One thing startups often struggle with, is the human capital. If you decide to invest in a specific company, you sure have reviewed and evaluated the team and its potential. Once the company starts expanding, there’s need for more professionals. Your business network can become useful in terms of finding relevant people fast. Good investors help with recruiting. Thanks to strong connections and entrepreneurial knowledge they already have, the can provide valuable leads and find highly skilled executives and professionals faster compared to a standard recruitment process. The market’s demand for talents is high while the amount of dedicated people is still relatively low. Since the competition is strong, as an investor you have the advantage of knowing best professionals personally. Whether you met them at conferences or they reached out to you some time ago, it is essential that you maintain good relations with those people. They might become part of your team one day.
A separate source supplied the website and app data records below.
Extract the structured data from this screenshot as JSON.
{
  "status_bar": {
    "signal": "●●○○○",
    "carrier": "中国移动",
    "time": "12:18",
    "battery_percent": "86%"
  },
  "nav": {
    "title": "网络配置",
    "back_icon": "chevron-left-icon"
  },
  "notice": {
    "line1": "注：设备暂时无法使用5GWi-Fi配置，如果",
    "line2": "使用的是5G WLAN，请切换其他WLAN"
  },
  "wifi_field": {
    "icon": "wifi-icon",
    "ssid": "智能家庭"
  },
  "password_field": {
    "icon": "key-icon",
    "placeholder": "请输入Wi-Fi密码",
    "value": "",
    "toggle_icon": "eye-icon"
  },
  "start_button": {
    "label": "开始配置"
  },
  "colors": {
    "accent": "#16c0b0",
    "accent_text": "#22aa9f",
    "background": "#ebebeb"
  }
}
These are only a few desirable traits of investors that startups cooperate with and the list is definitely longer. However, staying aligned with these will make any investor more trustworthy and chances are , they will be the number one choice when looking for funds to reach out to. Founders look for money, advice, mentoring, and non-financial resources, such as wide business network. The key output is always cooperation of highest quality and this is what both sides should strive for at all times.

Traits that make a good investor:
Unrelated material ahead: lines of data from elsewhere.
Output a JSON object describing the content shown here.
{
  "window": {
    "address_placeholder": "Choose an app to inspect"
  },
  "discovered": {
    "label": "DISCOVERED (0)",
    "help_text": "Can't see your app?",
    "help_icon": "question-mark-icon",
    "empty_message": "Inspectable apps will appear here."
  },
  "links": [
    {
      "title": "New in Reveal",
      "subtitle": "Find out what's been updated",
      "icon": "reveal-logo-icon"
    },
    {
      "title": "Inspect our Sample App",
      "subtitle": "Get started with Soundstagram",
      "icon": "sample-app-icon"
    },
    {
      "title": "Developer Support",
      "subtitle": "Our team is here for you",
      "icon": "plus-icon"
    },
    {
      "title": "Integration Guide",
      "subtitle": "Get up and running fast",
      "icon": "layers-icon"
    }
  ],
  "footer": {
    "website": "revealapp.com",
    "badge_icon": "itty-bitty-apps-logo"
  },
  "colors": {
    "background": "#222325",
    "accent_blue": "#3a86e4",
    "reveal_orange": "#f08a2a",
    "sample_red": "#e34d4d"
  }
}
  • it’s not just about adding the money
  • helping with further fundraising
  • mentoring and sharing knowledge
  • being responsive
  • having prior entrepreneurial experience
  • helping with recruiting processes

If you are looking for innovative projects, we have launched WolesMatch  Platform, where you can find companies tailored to your needs. Visit wolvesmatch.com, set up an investor profile, browse projects according to tags and filters and get access to a startup database.
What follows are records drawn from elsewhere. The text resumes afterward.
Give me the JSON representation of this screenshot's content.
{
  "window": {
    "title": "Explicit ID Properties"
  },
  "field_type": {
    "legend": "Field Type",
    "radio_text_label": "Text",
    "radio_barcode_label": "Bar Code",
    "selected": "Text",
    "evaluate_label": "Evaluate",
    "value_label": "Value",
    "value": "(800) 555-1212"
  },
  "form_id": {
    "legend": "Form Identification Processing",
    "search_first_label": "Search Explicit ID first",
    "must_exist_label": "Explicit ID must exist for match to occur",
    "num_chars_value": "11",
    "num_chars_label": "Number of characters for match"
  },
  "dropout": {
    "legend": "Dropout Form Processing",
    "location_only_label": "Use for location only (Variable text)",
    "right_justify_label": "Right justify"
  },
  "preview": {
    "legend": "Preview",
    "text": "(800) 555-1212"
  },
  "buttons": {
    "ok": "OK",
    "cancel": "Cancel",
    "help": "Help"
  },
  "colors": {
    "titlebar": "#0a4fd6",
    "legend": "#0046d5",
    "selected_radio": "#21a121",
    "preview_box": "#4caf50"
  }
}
LIST OF INNOVATIVE STARTUPS

Get to over 330 top tech startups - download for FREE a complete list
of innovative startups that attended 8th edition of Wolves Summit
 

book (2)

  

DOWNLOAD FOR FREE

 

Related Posts

The 7 Hottest Startup Hubs in the CEE Region, Part 2

The CEE region is where it’s at if you’re an investor, innovative company, or tech entrepreneur. This is the second of a two-part series profiling the tech hubs of the CEE region, and the sorts of disruptive solutions they’re producing. If you missed part 1, read that here first. If you’ve already covered that (and bought your tickets to the Wolves Summit event!), let’s move right onto part two:  Slovakia, Lithuania, and host of the 10th Wolves Summit, Poland.

  • 7 min read

The 7 Hottest Startup Hubs in the CEE Region, Part 1

The CEE region is the place for entrepreneurs with innovative ideas. It follows that it’s also the hot spot for investors right now. It’s also the place for companies wanting to build an intrapreneurship culture, or to partner with exciting new tech. We know this region as a whole is a-buzz because of the unique combination of low labour costs, high levels of education, and a young population with high rates of software developers and engineers. But which are the best CEE hubs to focus on? In this article, the first of a two-part regional profile, we’re going to profile some of the more exciting CEE startup ecosystems, and the sorts of technology businesses they’re creating right now.

  • 8 min read

The 6 Unmissable Keynotes at the 10th Wolves Summit

The countdown is on; we are now just days away from the 10th Wolves Summit. Now that you’ve got your ticket (if not, go here to buy them now), it’s time to get excited about your busy schedule of B2Bs. And, of course, this intellectual smorgasbord of keynotes from industry leaders. Here, we look at 6 Keynotes at the 10th Wolves Summit you won’t want to miss!  

  • 7 min read